Valley News - Jennifer Hauck
With support of state victims' advocate Lynda Ruel, right, Deborah Blanchard listens in Lebanon District Court in Lebanon, N.H., on Dec. 27, 2013, at the arraignment of Robert Dellinger, whom New Hampshire prosecutors are charging with two counts of second-degree murder in connection with Dec. 7 collision that killed Blanchard's son, Jason Timmons of Wilder, and Timmons' pregnant fiancee Amanda Murphy
Valley News - Jennifer Hauck
Robert J. Dellinger
Lebanon — A Lebanon District Court judge ruled that a 53-year-old Sunapee man will remain in custody at the Grafton County House of Corrections until at least mid-January while awaiting a court date on charges of second-degree murder in connection with a collision on Interstate 89 that killed a Wilder couple,
During a brief arraignment Friday morning where Robert Dellinger, a former chief financial officer of PPG Industries, appeared via teleconference from the county jail in North Haverhill, Judge Lawrence MacLeod denied a request for a bail hearing from Dellinger's defense lawyer.
MacLeod also approved Jan. 14 as the date for a probable cause hearing.
Dellinger, who did not enter a plea at the arraignment on Friday, was initially charged with manslaughter after he allegedly drove his pickup truck across the median strip of I-89 in Lebanon on Dec. 7, hitting a vehicle carrying Amanda Murphy, 24, and her 29-year-old fiance, Jason Timmons.
New Hampshire prosecutors last week sought second-degree murder charges that accuse Dellinger of “recklessly causing the deaths (of Murphy and Timmons) … under circumstances manifesting an extreme indifference to the value of human life.”
Timmons' mother, Deborah Blanchard of Enfield, sat through the arraignment alongside New Hampshire victims' advocate Lynda Ruel, and declined comment on her way out of the hearing.
“She needed to be here for her son,” Ruel said. “It's a hard day, and the time of year makes it harder.”
Murphy was eight months pregnant and her unborn daughter did not survive the accident. (Under New Hampshire law, homicide charges do not apply to the death of a fetus.)
Sitting in the two rows of benches behind Blanchard and Ruel were more than a dozen family and friends of Dellinger, and they conferred with Lebanon attorney Peter DeCato after the hearing. DeCato is representing Dellinger, who throughout the arraignment stared straight ahead without speaking, occasionally casting his eyes downward before raising them back to the camera. Prosecutors have said that Dellinger told police after the collision that he was trying to commit suicide.
“It's tough on everybody,” DeCato said after the arraignment.
She later added: “We're all trying to find out what happened.”
After Friday's arraignment, Assistant Attorney General Diana Fenton said her office upgraded the charges after “we looked at the facts and the evidence, and felt it was appropriate.” Senior Assistant Attorney General Jeffery Strelzin added that all documents related to the case are sealed while the prosecution prepares its case.
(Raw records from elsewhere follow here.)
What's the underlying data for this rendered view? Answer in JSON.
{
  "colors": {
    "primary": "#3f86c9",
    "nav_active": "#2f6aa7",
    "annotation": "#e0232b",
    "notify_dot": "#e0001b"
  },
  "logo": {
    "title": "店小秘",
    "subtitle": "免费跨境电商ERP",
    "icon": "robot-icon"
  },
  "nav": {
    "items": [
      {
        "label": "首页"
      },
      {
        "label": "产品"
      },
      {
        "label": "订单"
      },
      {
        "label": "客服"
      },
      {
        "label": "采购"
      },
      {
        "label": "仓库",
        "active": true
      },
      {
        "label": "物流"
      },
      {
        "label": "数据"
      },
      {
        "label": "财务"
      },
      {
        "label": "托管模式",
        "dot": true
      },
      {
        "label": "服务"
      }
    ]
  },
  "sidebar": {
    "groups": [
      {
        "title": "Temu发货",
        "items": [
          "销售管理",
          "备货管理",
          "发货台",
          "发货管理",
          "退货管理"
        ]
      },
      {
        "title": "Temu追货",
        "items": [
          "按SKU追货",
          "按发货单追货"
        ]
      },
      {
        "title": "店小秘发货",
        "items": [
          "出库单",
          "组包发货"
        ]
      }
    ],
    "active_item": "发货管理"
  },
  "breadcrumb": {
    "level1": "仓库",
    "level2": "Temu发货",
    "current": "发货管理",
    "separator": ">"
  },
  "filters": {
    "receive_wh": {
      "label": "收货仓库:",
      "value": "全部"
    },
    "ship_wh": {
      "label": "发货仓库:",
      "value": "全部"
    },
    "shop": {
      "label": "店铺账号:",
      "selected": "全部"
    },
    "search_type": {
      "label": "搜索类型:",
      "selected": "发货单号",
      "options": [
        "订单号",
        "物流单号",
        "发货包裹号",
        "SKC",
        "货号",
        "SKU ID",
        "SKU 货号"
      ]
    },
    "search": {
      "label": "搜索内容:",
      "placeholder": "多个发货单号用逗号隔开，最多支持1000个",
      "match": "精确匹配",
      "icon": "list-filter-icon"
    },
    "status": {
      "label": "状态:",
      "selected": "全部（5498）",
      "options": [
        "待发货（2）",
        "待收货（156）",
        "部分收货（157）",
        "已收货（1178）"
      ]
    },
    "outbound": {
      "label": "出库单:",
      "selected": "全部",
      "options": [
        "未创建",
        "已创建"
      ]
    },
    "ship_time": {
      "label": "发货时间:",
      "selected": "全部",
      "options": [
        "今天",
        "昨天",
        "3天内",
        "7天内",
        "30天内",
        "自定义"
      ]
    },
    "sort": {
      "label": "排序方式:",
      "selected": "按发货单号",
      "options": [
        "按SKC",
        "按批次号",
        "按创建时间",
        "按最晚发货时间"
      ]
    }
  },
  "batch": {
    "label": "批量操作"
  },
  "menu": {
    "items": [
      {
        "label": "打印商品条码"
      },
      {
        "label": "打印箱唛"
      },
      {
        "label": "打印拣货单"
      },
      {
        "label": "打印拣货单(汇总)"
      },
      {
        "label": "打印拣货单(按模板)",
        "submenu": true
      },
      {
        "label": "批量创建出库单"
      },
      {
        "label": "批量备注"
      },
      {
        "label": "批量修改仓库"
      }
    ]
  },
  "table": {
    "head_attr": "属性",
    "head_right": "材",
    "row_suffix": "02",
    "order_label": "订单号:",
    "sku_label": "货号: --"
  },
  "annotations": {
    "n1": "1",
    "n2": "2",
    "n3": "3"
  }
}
Dellinger had been released after posting $250,000 cash-only bail in mid-December, but has was taken back into custody last week when the charges were upgraded. A conviction on second-degree murder carries up to a life-in-prison sentence in New Hampshire.
Last week, the Sunapee Police Department released records showing that three days before the collision, police helped an ambulance crew at Dellinger's lakeside home during what the dispatcher's log described as a “medical call for possible hypothermia.”
The log reported that upon arriving at the house on the morning of Dec. 4, Dellinger's wife “advised (that) her husband was suffering from symptoms of Ambien withdrawal.” The log goes on to note that Dellinger “advised he was OK, just cold,” and that he ended up not getting in the ambulance.
DeCato said after Friday's arraignment that he plans to again seek his client's release on bail, if the case moves to Grafton County Superior Court.
David Corriveau can be reached at firstname.lastname@example.org.